▶ Your instructions: Lines that include the string "Feat" are the ones to copy from the entries below.

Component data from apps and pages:
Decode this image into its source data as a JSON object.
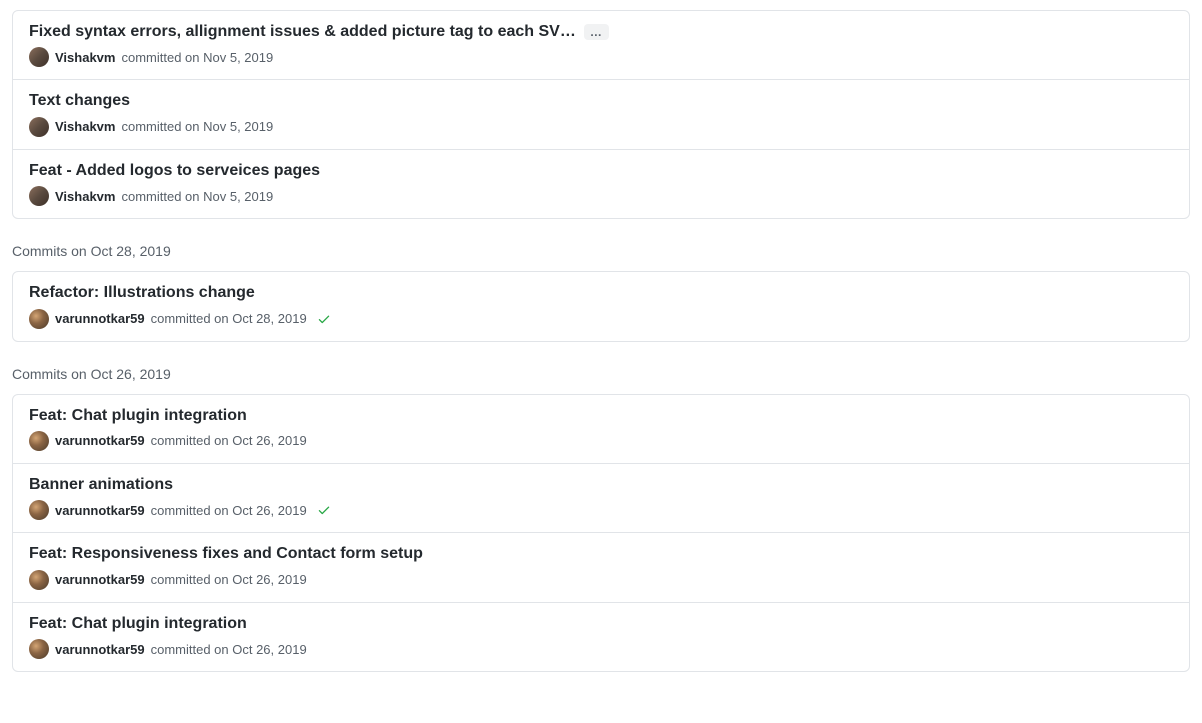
{
  "text": {
    "committed_on": "committed on",
    "ellipsis": "…"
  },
  "groups": [
    {
      "header": null,
      "commits": [
        {
          "title": "Fixed syntax errors, allignment issues & added picture tag to each SV…",
          "show_ellipsis": true,
          "avatar_class": "avatar-vishak",
          "author": "Vishakvm",
          "date": "Nov 5, 2019",
          "checkmark": false
        },
        {
          "title": "Text changes",
          "show_ellipsis": false,
          "avatar_class": "avatar-vishak",
          "author": "Vishakvm",
          "date": "Nov 5, 2019",
          "checkmark": false
        },
        {
          "title": "Feat - Added logos to serveices pages",
          "show_ellipsis": false,
          "avatar_class": "avatar-vishak",
          "author": "Vishakvm",
          "date": "Nov 5, 2019",
          "checkmark": false
        }
      ]
    },
    {
      "header": "Commits on Oct 28, 2019",
      "commits": [
        {
          "title": "Refactor: Illustrations change",
          "show_ellipsis": false,
          "avatar_class": "avatar-varun",
          "author": "varunnotkar59",
          "date": "Oct 28, 2019",
          "checkmark": true
        }
      ]
    },
    {
      "header": "Commits on Oct 26, 2019",
      "commits": [
        {
          "title": "Feat: Chat plugin integration",
          "show_ellipsis": false,
          "avatar_class": "avatar-varun",
          "author": "varunnotkar59",
          "date": "Oct 26, 2019",
          "checkmark": false
        },
        {
          "title": "Banner animations",
          "show_ellipsis": false,
          "avatar_class": "avatar-varun",
          "author": "varunnotkar59",
          "date": "Oct 26, 2019",
          "checkmark": true
        },
        {
          "title": "Feat: Responsiveness fixes and Contact form setup",
          "show_ellipsis": false,
          "avatar_class": "avatar-varun",
          "author": "varunnotkar59",
          "date": "Oct 26, 2019",
          "checkmark": false
        },
        {
          "title": "Feat: Chat plugin integration",
          "show_ellipsis": false,
          "avatar_class": "avatar-varun",
          "author": "varunnotkar59",
          "date": "Oct 26, 2019",
          "checkmark": false
        }
      ]
    }
  ]
}
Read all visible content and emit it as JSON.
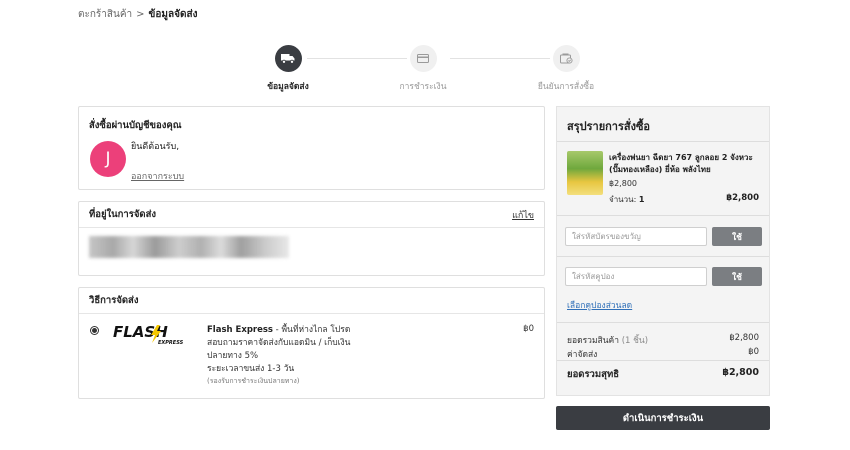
{
  "breadcrumb": {
    "parent": "ตะกร้าสินค้า",
    "separator": ">",
    "current": "ข้อมูลจัดส่ง"
  },
  "steps": [
    {
      "label": "ข้อมูลจัดส่ง",
      "icon": "truck-icon",
      "state": "active"
    },
    {
      "label": "การชำระเงิน",
      "icon": "credit-card-icon",
      "state": "inactive"
    },
    {
      "label": "ยืนยันการสั่งซื้อ",
      "icon": "checkout-icon",
      "state": "inactive"
    }
  ],
  "account": {
    "title": "สั่งซื้อผ่านบัญชีของคุณ",
    "avatar_letter": "J",
    "welcome": "ยินดีต้อนรับ,",
    "logout": "ออกจากระบบ"
  },
  "address": {
    "title": "ที่อยู่ในการจัดส่ง",
    "edit": "แก้ไข"
  },
  "shipping": {
    "title": "วิธีการจัดส่ง",
    "provider_name": "Flash Express",
    "provider_desc": " - พื้นที่ห่างไกล โปรด",
    "logo_text": "FLASH",
    "logo_sub": "EXPRESS",
    "lines": [
      "สอบถามราคาจัดส่งกับแอดมิน / เก็บเงิน",
      "ปลายทาง 5%",
      "ระยะเวลาขนส่ง 1-3 วัน"
    ],
    "note": "(รองรับการชำระเงินปลายทาง)",
    "price": "฿0"
  },
  "summary": {
    "title": "สรุปรายการสั่งซื้อ",
    "product": {
      "name": "เครื่องพ่นยา ฉีดยา 767 ลูกลอย 2 จังหวะ (ปั๊มทองเหลือง) ยี่ห้อ พลังไทย",
      "price": "฿2,800",
      "qty_label": "จำนวน:",
      "qty": "1",
      "total": "฿2,800"
    },
    "gift_placeholder": "ใส่รหัสบัตรของขวัญ",
    "gift_button": "ใช้",
    "coupon_placeholder": "ใส่รหัสคูปอง",
    "coupon_button": "ใช้",
    "coupon_link": "เลือกคูปองส่วนลด",
    "subtotal_label": "ยอดรวมสินค้า",
    "subtotal_count": "(1 ชิ้น)",
    "subtotal": "฿2,800",
    "shipping_label": "ค่าจัดส่ง",
    "shipping": "฿0",
    "total_label": "ยอดรวมสุทธิ",
    "total": "฿2,800"
  },
  "pay_button": "ดำเนินการชำระเงิน",
  "colors": {
    "dark": "#3a3d42",
    "avatar": "#ec407a",
    "link": "#2f6fb8",
    "button_gray": "#7b7e82"
  }
}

▶ Answer area:
          "title": "Feat - Added logos to serveices pages",
          "title": "Feat: Chat plugin integration",
          "title": "Feat: Responsiveness fixes and Contact form setup",
          "title": "Feat: Chat plugin integration",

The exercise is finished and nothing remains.